The UN High-level political Forum on Sustainable Development will be used to identify gaps in the implementation of the Sustainable Development Goals which replaced the Millennium Development Goals and which are to be realised by 2030.
One of the sustainable development goals is to ensure healthy lives and promote well-being for people of all ages.
The United Nations Population Fund (UNFPA) has played a key role in reducing maternal mortality and morbidity.
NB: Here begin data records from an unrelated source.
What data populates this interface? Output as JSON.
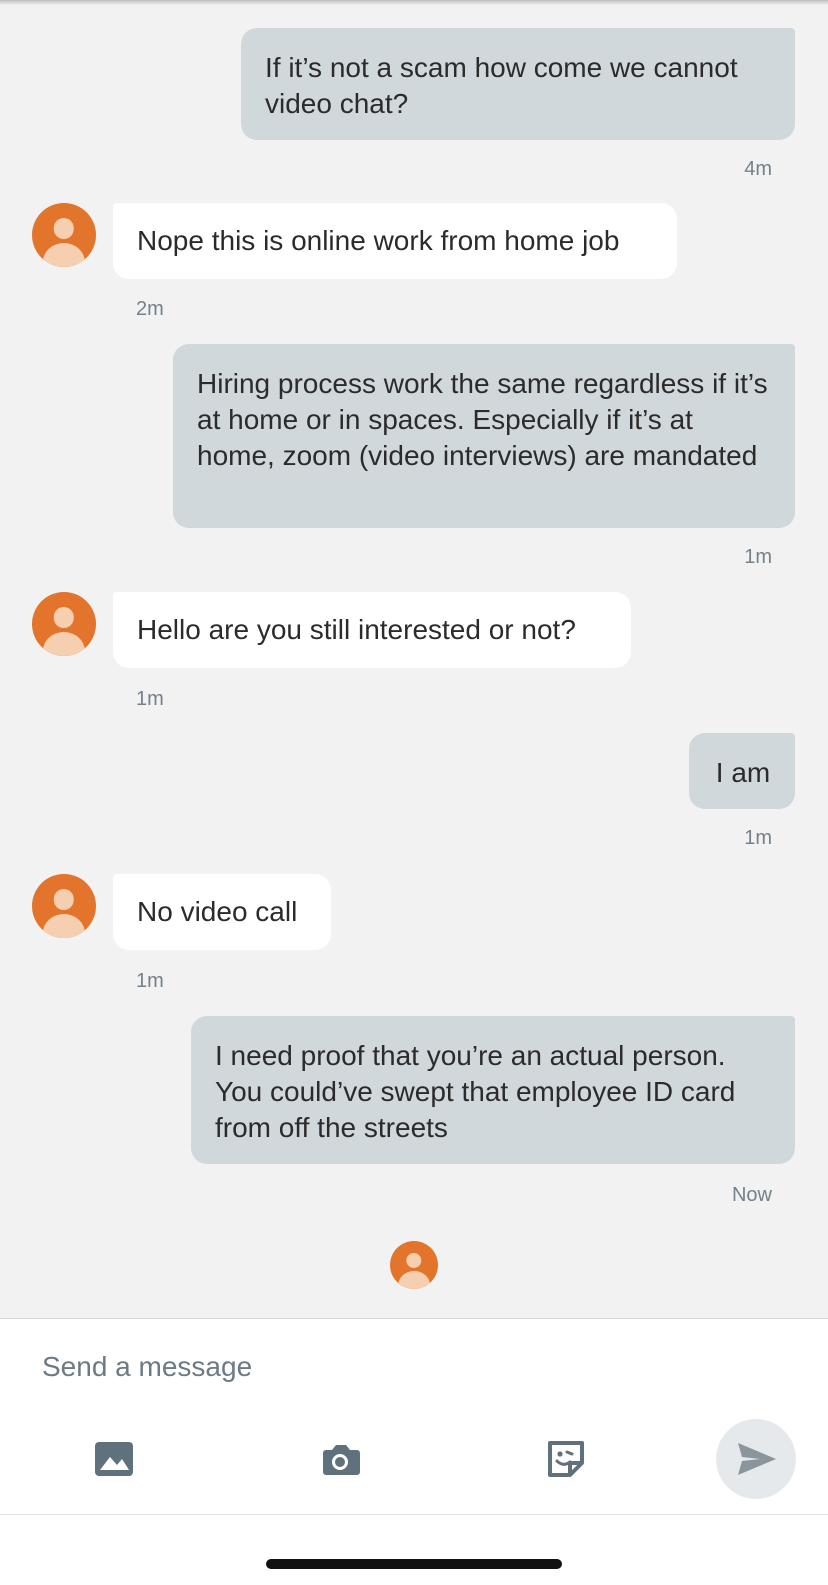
{
  "thread": {
    "messages": [
      {
        "text": "If it’s not a scam how come we cannot video chat?",
        "time": "4m"
      },
      {
        "text": "Nope this is online work from home job",
        "time": "2m"
      },
      {
        "text": "Hiring process work the same regardless if it’s at home or in spaces. Especially if it’s at home, zoom (video interviews) are mandated",
        "time": "1m"
      },
      {
        "text": "Hello are you still interested or not?",
        "time": "1m"
      },
      {
        "text": "I am",
        "time": "1m"
      },
      {
        "text": "No video call",
        "time": "1m"
      },
      {
        "text": "I need proof that you’re an actual person. You could’ve swept that employee ID card from off the streets",
        "time": "Now"
      }
    ]
  },
  "composer": {
    "placeholder": "Send a message",
    "tools": [
      "image-icon",
      "camera-icon",
      "sticker-icon"
    ],
    "send_icon": "send-icon"
  },
  "colors": {
    "outgoing_bubble": "#d0d8dc",
    "incoming_bubble": "#ffffff",
    "avatar": "#e3742c"
  }
}
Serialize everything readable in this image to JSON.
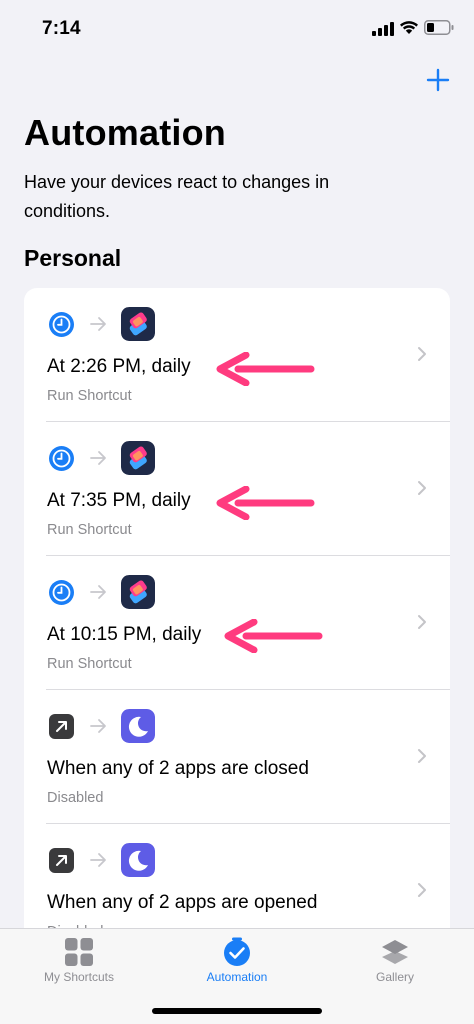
{
  "status_bar": {
    "time": "7:14"
  },
  "header": {
    "title": "Automation",
    "subtitle": "Have your devices react to changes in conditions."
  },
  "section": {
    "title": "Personal"
  },
  "automations": [
    {
      "title": "At 2:26 PM, daily",
      "subtitle": "Run Shortcut",
      "trigger_icon": "clock-icon",
      "action_icon": "shortcuts-app-icon",
      "highlighted": true
    },
    {
      "title": "At 7:35 PM, daily",
      "subtitle": "Run Shortcut",
      "trigger_icon": "clock-icon",
      "action_icon": "shortcuts-app-icon",
      "highlighted": true
    },
    {
      "title": "At 10:15 PM, daily",
      "subtitle": "Run Shortcut",
      "trigger_icon": "clock-icon",
      "action_icon": "shortcuts-app-icon",
      "highlighted": true
    },
    {
      "title": "When any of 2 apps are closed",
      "subtitle": "Disabled",
      "trigger_icon": "app-arrow-icon",
      "action_icon": "focus-moon-icon",
      "highlighted": false
    },
    {
      "title": "When any of 2 apps are opened",
      "subtitle": "Disabled",
      "trigger_icon": "app-arrow-icon",
      "action_icon": "focus-moon-icon",
      "highlighted": false
    }
  ],
  "tab_bar": {
    "tabs": [
      {
        "label": "My Shortcuts",
        "icon": "grid-icon",
        "active": false
      },
      {
        "label": "Automation",
        "icon": "automation-check-icon",
        "active": true
      },
      {
        "label": "Gallery",
        "icon": "layers-icon",
        "active": false
      }
    ]
  },
  "colors": {
    "accent": "#1a7ef6",
    "annotation_arrow": "#ff3b7f",
    "focus_purple": "#5e5ce6",
    "background": "#f2f2f7"
  }
}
Therefore, a move by the US to reduce funding for UNFPA will not only affect the health of women and children but is also a set back to the realisation of the goals.
Good health and well-being are achieved through psychosocial support for survivors of sexual and gender based violence as well as support to people who have HIV and the disabled.
Good health also incorporates access to safe delivery, adequate health workers within health facilities, access to reproductive health information and services and access to maternal health services.
With reduced funding for the UNFPA, reproductive health services remain compromised.
There may be increased cases of unsafe abortion due to inadequate information, inadequate family planning services due to inaccessibility to contraceptives, increased cases of teenage pregnancy and more HIV infections.
Since UNFPA also invests in training communities on livelihood skills, there are fears that poverty levels may increase. The decision by President Donald Trump to cut funding for the UNFPA requires several approaches for countries to achieve their goals.
First, countries must endeavour to be self-reliant. Africa, particularly, must take advantage of the vast resources at its disposal, agriculture, minerals and the oil deposits. Secondly, is increased advocacy on reproductive health services.
The magnitude of unsafe abortions and HIV particularly among adolescents must be brought to the attention of all stakeholders including donors.
Thirdly, countries must develop political goodwill in implementing policies they put in place including the development goals.
Fourthly, we must strengthen our health systems from the community to national level through increased financial allocations to health and by training and motivating specialised health workers.
Finally, we must ensure all interventions are evidence based and we must also learn from the past. What the best practices are, what the alternative sources of funding are and how well the target beneficiaries respond to health interventions we develop.
DANIEL OTIENO, Nairobi